DNC Preview: The Democrats’ Convention Trap
What should be a celebration of the president’s accomplishments will instead be a minefield.
They’re caught in a trap. And it’s a trap they built. (Yes, they did build it. Nobody else made it happen.) As the 2012 Democratic National Convention nears, I do not envy Team Obama. They have to escape from the narrative trap they’ve built.
Recent tradition dictates that the Democratic National Convention falls second on the calendar since a Democrat is the incumbent, which offers some advantages. Though the power of the office and the timing may give Democrats a bigger bully pulpit, President Obama also now bears the blame that goes with it: more people disapprove than approve of the president’s job performance.
Having been in this same position when I worked for President Bush in 2004, I feel their pain. We were in the odd position of arguing, “Things are pretty screwed up, so stay the course.” It’s tough to get the messaging right. You want four more years, but voters are asking: “Why? What have you done to deserve it? And what are you going to do?”
The political parties espouse two obviously different philosophies, neither right nor wrong. Republicans believe in individual achievement for the good of the whole. Democrats believe in collective achievement for the good of the individual. But right now, individuals are collectively hurting. And the Democrats are in power. That’s a mighty big challenge to overcome.
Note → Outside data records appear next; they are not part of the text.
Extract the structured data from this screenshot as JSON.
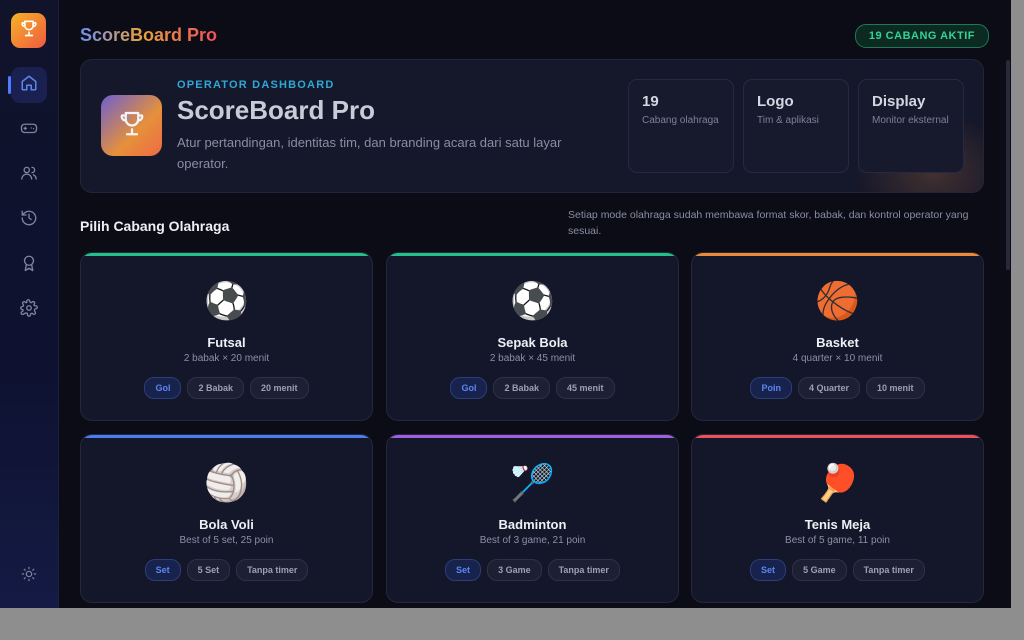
{
  "header": {
    "brand": "ScoreBoard Pro",
    "active_badge": "19 CABANG AKTIF"
  },
  "sidebar": {
    "logo_icon": "trophy-icon",
    "items": [
      {
        "icon": "home-icon",
        "active": true
      },
      {
        "icon": "gamepad-icon",
        "active": false
      },
      {
        "icon": "users-icon",
        "active": false
      },
      {
        "icon": "history-icon",
        "active": false
      },
      {
        "icon": "award-icon",
        "active": false
      },
      {
        "icon": "gear-icon",
        "active": false
      }
    ],
    "theme_icon": "sun-icon"
  },
  "hero": {
    "eyebrow": "OPERATOR DASHBOARD",
    "title": "ScoreBoard Pro",
    "description": "Atur pertandingan, identitas tim, dan branding acara dari satu layar operator.",
    "stats": [
      {
        "value": "19",
        "label": "Cabang olahraga"
      },
      {
        "value": "Logo",
        "label": "Tim & aplikasi"
      },
      {
        "value": "Display",
        "label": "Monitor eksternal"
      }
    ]
  },
  "section": {
    "title": "Pilih Cabang Olahraga",
    "note": "Setiap mode olahraga sudah membawa format skor, babak, dan kontrol operator yang sesuai."
  },
  "sports": [
    {
      "name": "Futsal",
      "emoji": "⚽",
      "format": "2 babak × 20 menit",
      "accent": "#22c08a",
      "chips": [
        "Gol",
        "2 Babak",
        "20 menit"
      ]
    },
    {
      "name": "Sepak Bola",
      "emoji": "⚽",
      "format": "2 babak × 45 menit",
      "accent": "#22c08a",
      "chips": [
        "Gol",
        "2 Babak",
        "45 menit"
      ]
    },
    {
      "name": "Basket",
      "emoji": "🏀",
      "format": "4 quarter × 10 menit",
      "accent": "#f0883a",
      "chips": [
        "Poin",
        "4 Quarter",
        "10 menit"
      ]
    },
    {
      "name": "Bola Voli",
      "emoji": "🏐",
      "format": "Best of 5 set, 25 poin",
      "accent": "#4d7cf0",
      "chips": [
        "Set",
        "5 Set",
        "Tanpa timer"
      ]
    },
    {
      "name": "Badminton",
      "emoji": "🏸",
      "format": "Best of 3 game, 21 poin",
      "accent": "#9f5fe0",
      "chips": [
        "Set",
        "3 Game",
        "Tanpa timer"
      ]
    },
    {
      "name": "Tenis Meja",
      "emoji": "🏓",
      "format": "Best of 5 game, 11 poin",
      "accent": "#ef4f5b",
      "chips": [
        "Set",
        "5 Game",
        "Tanpa timer"
      ]
    }
  ]
}
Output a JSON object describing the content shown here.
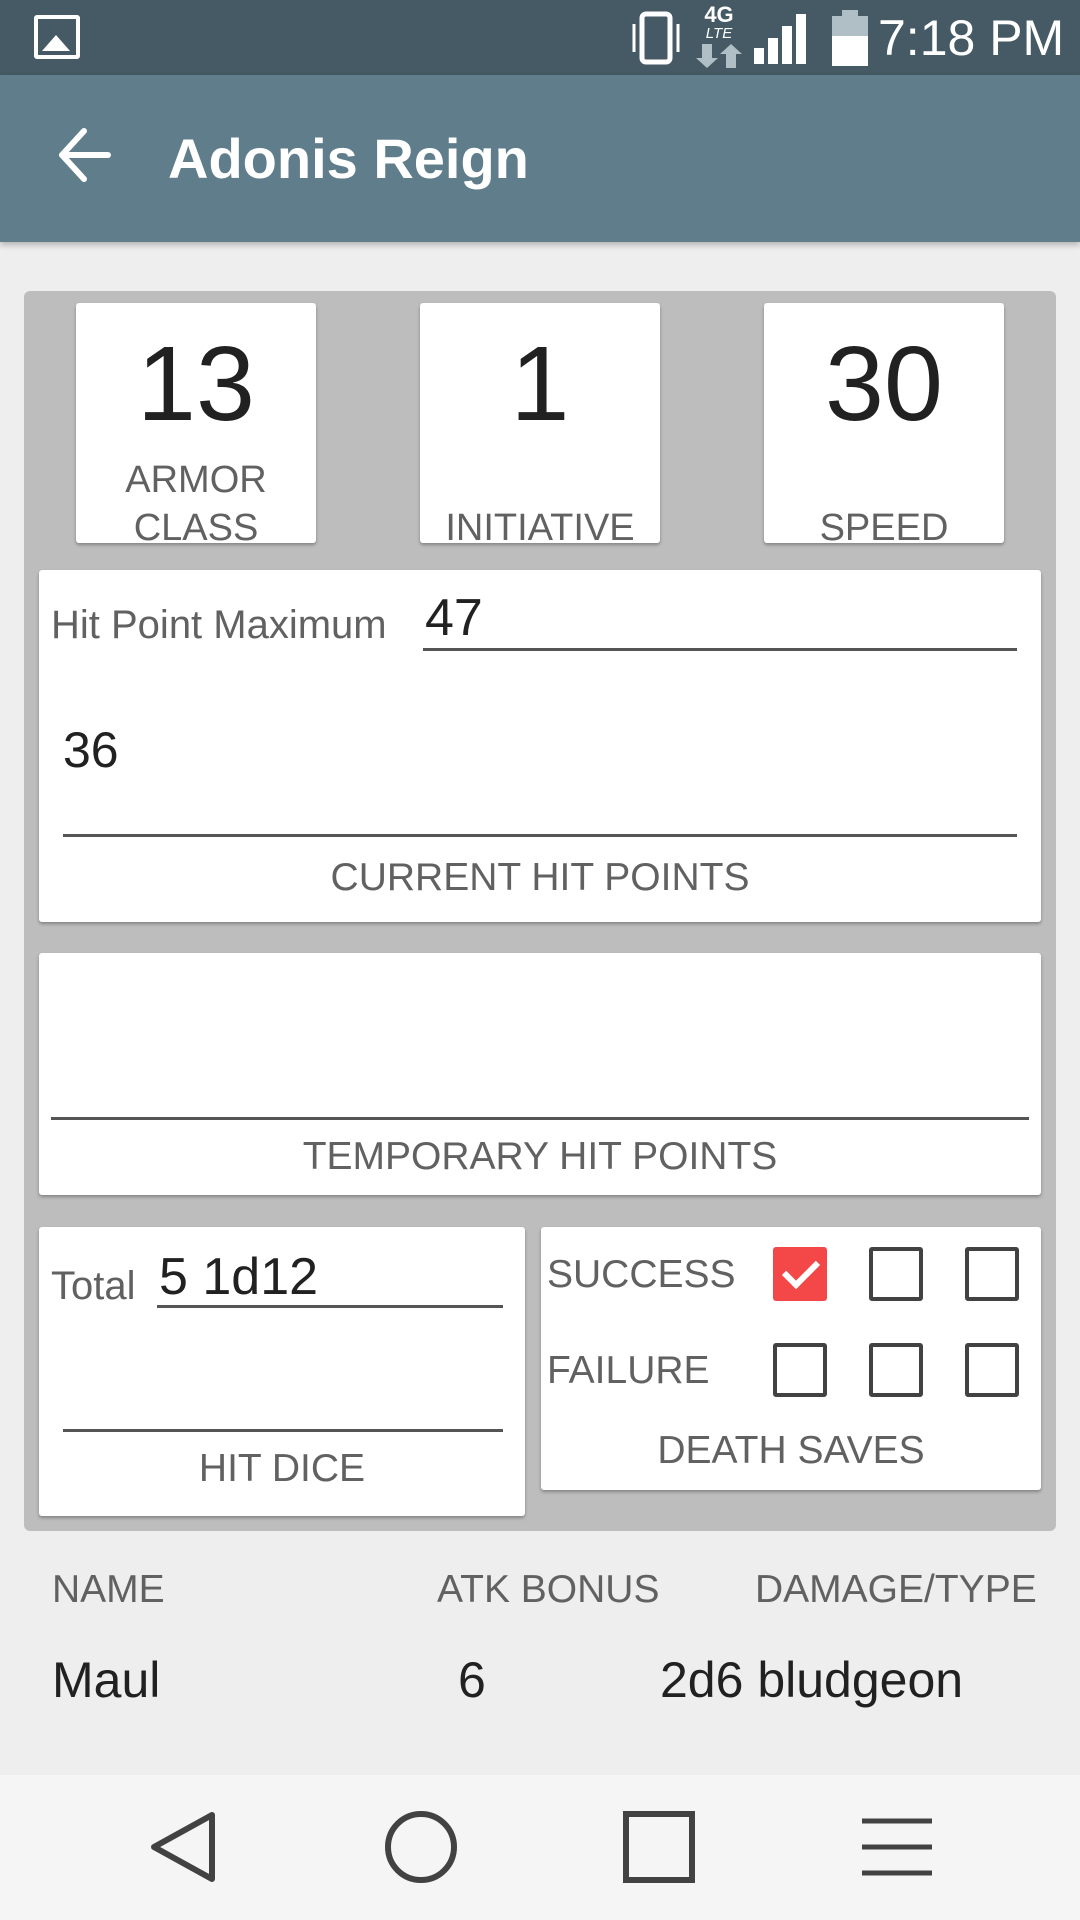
{
  "status_bar": {
    "time": "7:18 PM",
    "network": "4G LTE",
    "icons": [
      "gallery-icon",
      "vibrate-icon",
      "network-4g-lte-icon",
      "signal-icon",
      "battery-icon"
    ]
  },
  "app_bar": {
    "title": "Adonis Reign",
    "back_icon": "arrow-back-icon"
  },
  "stats": {
    "armor_class": {
      "value": "13",
      "label_line1": "ARMOR",
      "label_line2": "CLASS"
    },
    "initiative": {
      "value": "1",
      "label": "INITIATIVE"
    },
    "speed": {
      "value": "30",
      "label": "SPEED"
    }
  },
  "hit_points": {
    "max_label": "Hit Point Maximum",
    "max_value": "47",
    "current_value": "36",
    "current_caption": "CURRENT HIT POINTS"
  },
  "temp_hit_points": {
    "value": "",
    "caption": "TEMPORARY HIT POINTS"
  },
  "hit_dice": {
    "total_label": "Total",
    "total_value": "5 1d12",
    "value": "",
    "caption": "HIT DICE"
  },
  "death_saves": {
    "success_label": "SUCCESS",
    "failure_label": "FAILURE",
    "caption": "DEATH SAVES",
    "successes": [
      true,
      false,
      false
    ],
    "failures": [
      false,
      false,
      false
    ]
  },
  "attacks": {
    "headers": {
      "name": "NAME",
      "atk_bonus": "ATK BONUS",
      "damage_type": "DAMAGE/TYPE"
    },
    "rows": [
      {
        "name": "Maul",
        "atk_bonus": "6",
        "damage_type": "2d6 bludgeon"
      }
    ]
  },
  "nav_bar": {
    "icons": [
      "nav-back-icon",
      "nav-home-icon",
      "nav-recents-icon",
      "nav-menu-icon"
    ]
  },
  "colors": {
    "status_bar": "#455a64",
    "app_bar": "#607d8b",
    "panel": "#bdbdbd",
    "checkbox_checked": "#f44747"
  }
}
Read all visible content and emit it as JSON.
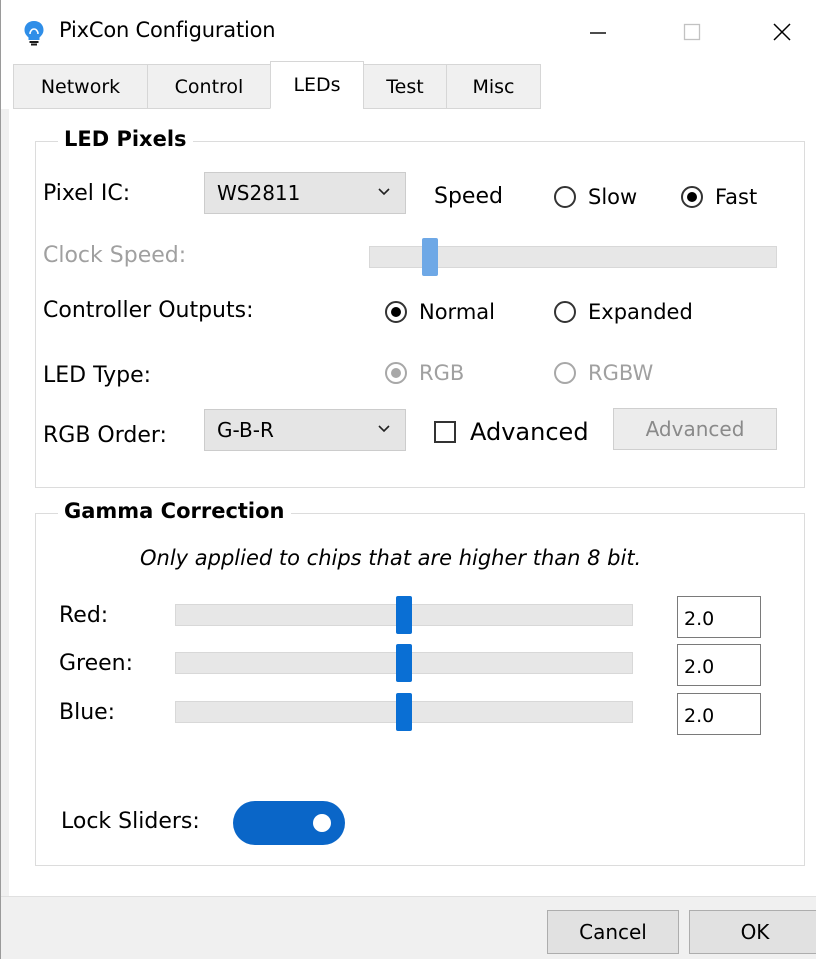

And following a very successful Republican National Convention, there are even more.
• Finding the real front line. With the 15 minutes of fame gained by Todd Akin on the right and Sandra Fluke on the left, Democrats thought the battle lines were drawn. A “war on women” was being waged by Republicans, they charged. Funny thing is, the GOP tunneled right under that front line. The GOP convention celebrated the success of women, from Ann Romney, Condi Rice, Susana Martinez, Sher Valenzuela, and Mia Love to Paul Ryan’s 78-year-old mother, Betty. And the economy, not social issues, was the primary focus.
• Avoiding the plague. High-profile Democrats are staying half a world away from the convention. Everyone loves to be around a winner. The converse is also true. And that’s not a good sign for President Obama.
• Looking forward. How can a party go forward when it is looking backward? The convention in Charlotte will feature Jimmy Carter and Bill Clinton. The GOP showed a deeper, stronger back bench that seems to be missing this year on the Democratic side of the aisle.
• Singing the same song. The old ideas haven’t worked very well. Will there be any real, new ideas?
• Fighting faux foes. The real battle: the economy. Better lose the Greek columns this time. Voters don’t want to be reminded of Greece’s economy.
• “Sí, se puede.” But has it been done? Can Democrats successfully position Julian Castro against Marco Rubio and Ted Cruz? Democrats currently have a real advantage with Hispanics. Can they keep the margin wide enough to push Dems over the top?
• Ignoring the uninvited elephant in the room. The national debt will likely cross the $16 trillion threshold during the Democrats’ convention, an uninvited guest which will likely be ignored.
• Believing in miracles. The oceans are still rising, and the earth has not healed. Even Democrats are going to be skeptical of dramatic promises. What can Obama say to inspire, yet keep it real enough to be believed?
The hardest thing for Democrats is how to change the recipe so the convention doesn’t just look like a rehash of 2008. How do they get voters to tune in? And to believe again? How do they get out of the trap? It’s a tall order. But Barack Obama has surprised us before.